AIM OF THE TASK:
Check each line of the records for "JSON"; collect those that have it.

DATASET RECORDS:
━━━━━━━━━━

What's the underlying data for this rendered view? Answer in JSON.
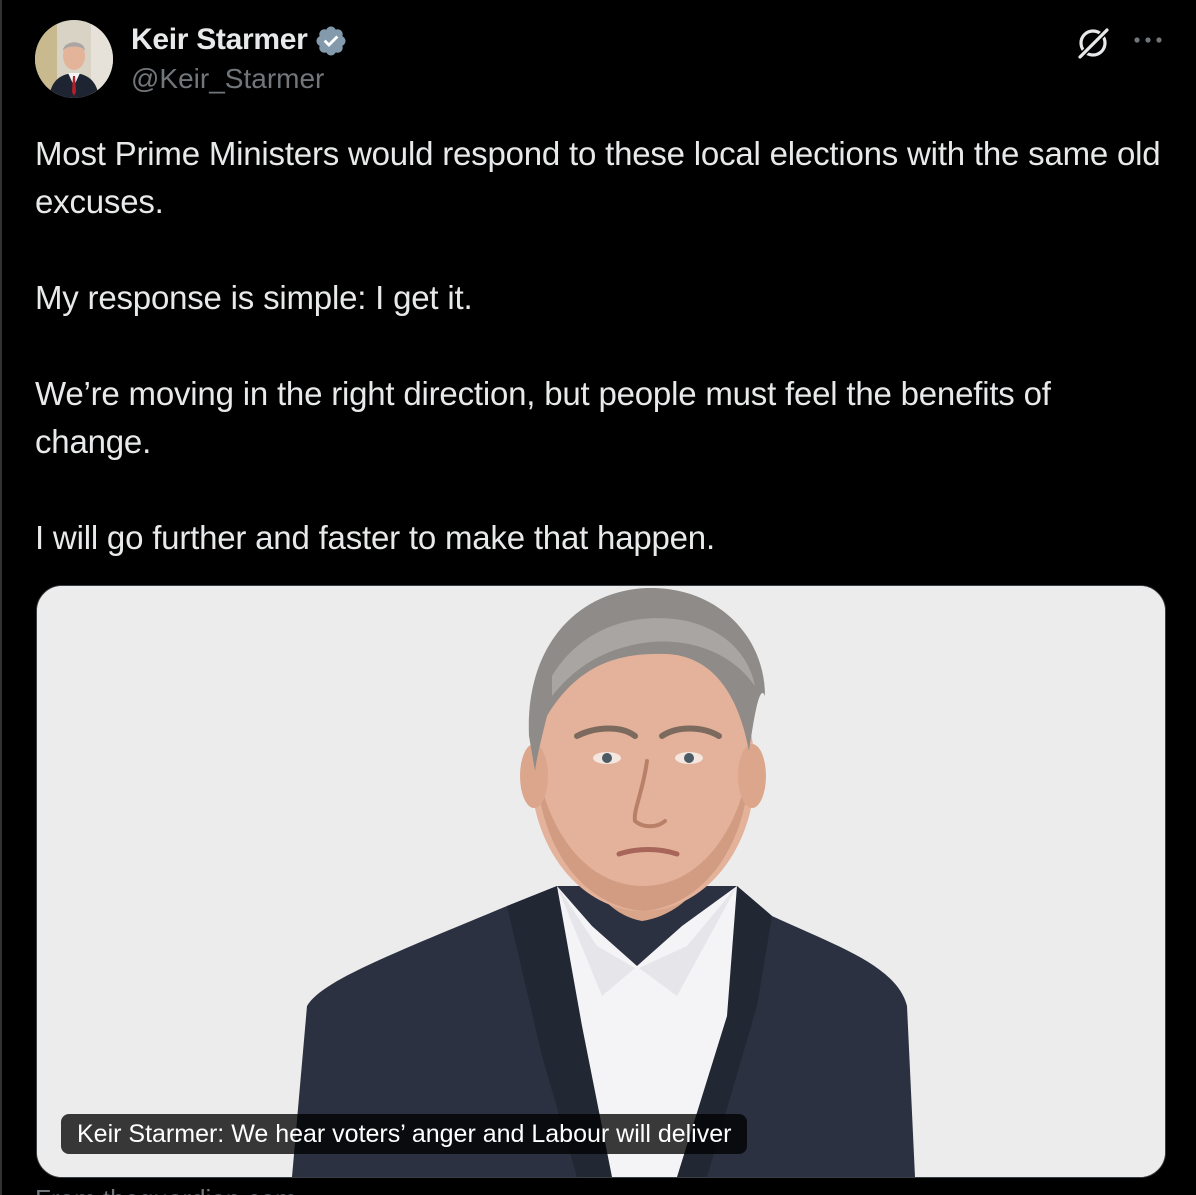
{
  "author": {
    "display_name": "Keir Starmer",
    "handle": "@Keir_Starmer",
    "verified": true,
    "avatar_icon": "avatar-photo"
  },
  "header_actions": {
    "grok_icon": "grok-icon",
    "more_icon": "more-icon"
  },
  "tweet": {
    "paragraphs": [
      "Most Prime Ministers would respond to these local elections with the same old excuses.",
      "My response is simple: I get it.",
      "We’re moving in the right direction, but people must feel the benefits of change.",
      "I will go further and faster to make that happen."
    ]
  },
  "card": {
    "caption": "Keir Starmer: We hear voters’ anger and Labour will deliver",
    "source_domain": "From theguardian.com"
  },
  "colors": {
    "background": "#000000",
    "text": "#e7e9ea",
    "secondary_text": "#71767b",
    "verified_badge": "#829aab",
    "card_background": "#ececec"
  }
}
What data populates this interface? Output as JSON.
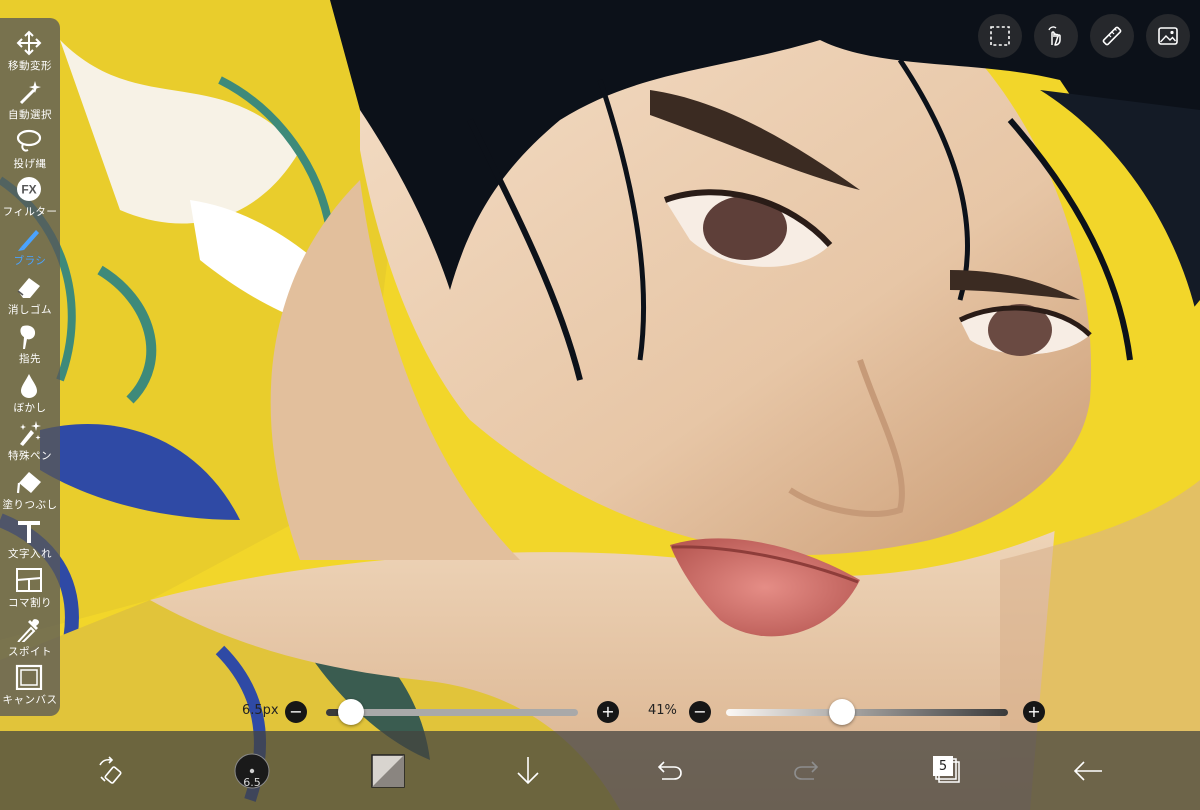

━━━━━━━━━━

YOUR SOLUTION:
What's the underlying data for this rendered view? Answer in JSON.
What data populates this interface? Output as JSON.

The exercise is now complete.